_Work instruction_.
Show every line below where "size" can be found.

Data extracted from a collection:
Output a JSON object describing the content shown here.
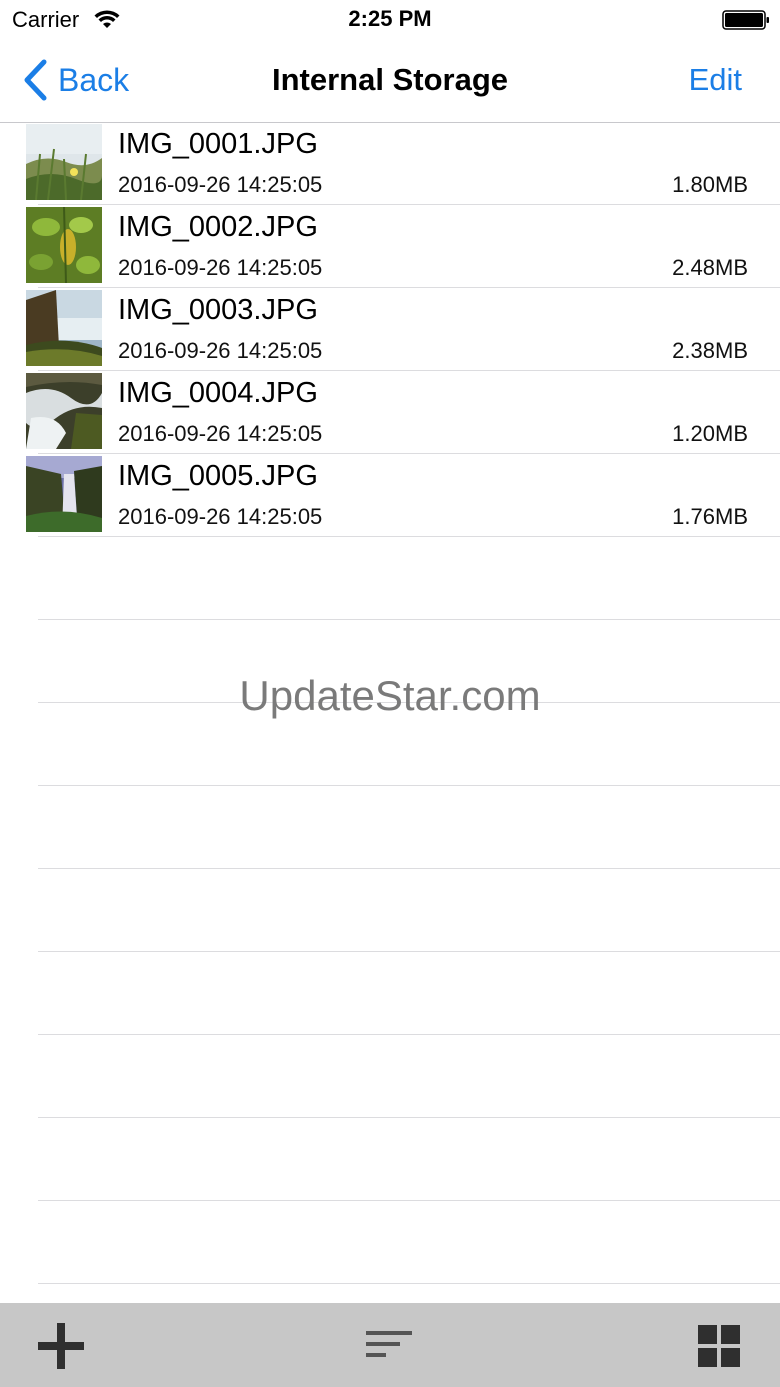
{
  "status_bar": {
    "carrier": "Carrier",
    "time": "2:25 PM"
  },
  "nav": {
    "back_label": "Back",
    "title": "Internal Storage",
    "edit_label": "Edit"
  },
  "files": [
    {
      "name": "IMG_0001.JPG",
      "date": "2016-09-26 14:25:05",
      "size": "1.80MB"
    },
    {
      "name": "IMG_0002.JPG",
      "date": "2016-09-26 14:25:05",
      "size": "2.48MB"
    },
    {
      "name": "IMG_0003.JPG",
      "date": "2016-09-26 14:25:05",
      "size": "2.38MB"
    },
    {
      "name": "IMG_0004.JPG",
      "date": "2016-09-26 14:25:05",
      "size": "1.20MB"
    },
    {
      "name": "IMG_0005.JPG",
      "date": "2016-09-26 14:25:05",
      "size": "1.76MB"
    }
  ],
  "watermark": "UpdateStar.com",
  "toolbar": {
    "icons": [
      "plus-icon",
      "sort-icon",
      "grid-icon"
    ]
  },
  "colors": {
    "accent": "#1b7ee6",
    "toolbar_bg": "#c7c7c7",
    "separator": "#dcdcdf"
  }
}
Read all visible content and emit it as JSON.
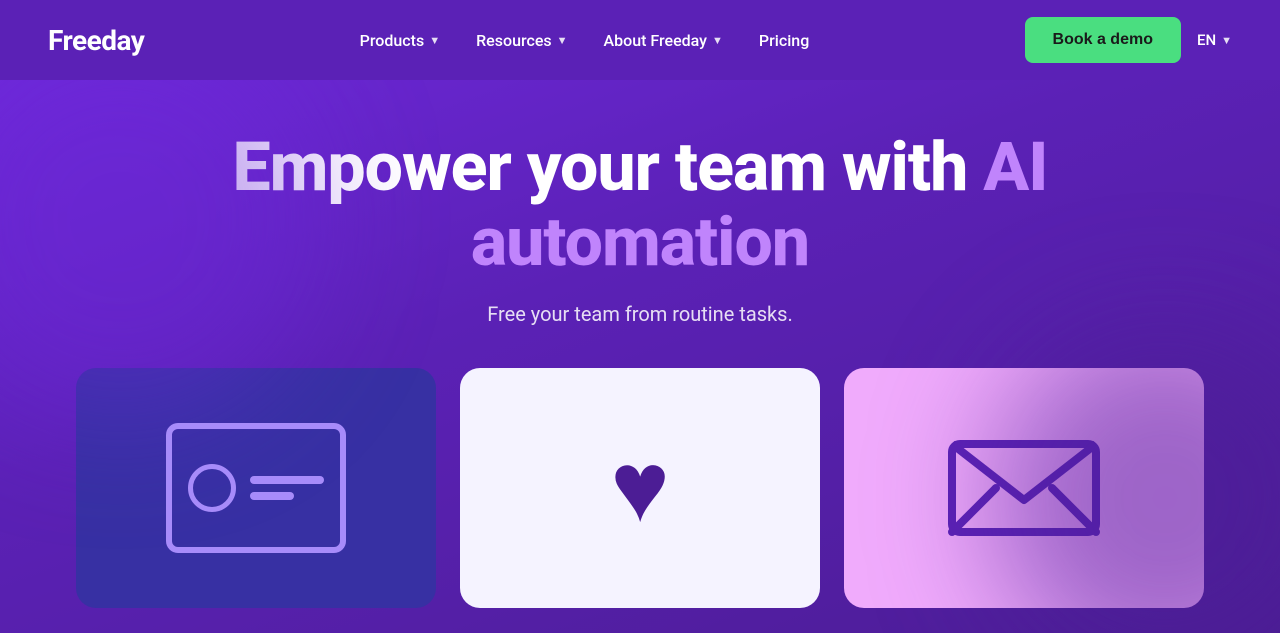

_Reply_.
      "size": "1.80MB"
      "size": "2.48MB"
      "size": "2.38MB"
      "size": "1.20MB"
      "size": "1.76MB"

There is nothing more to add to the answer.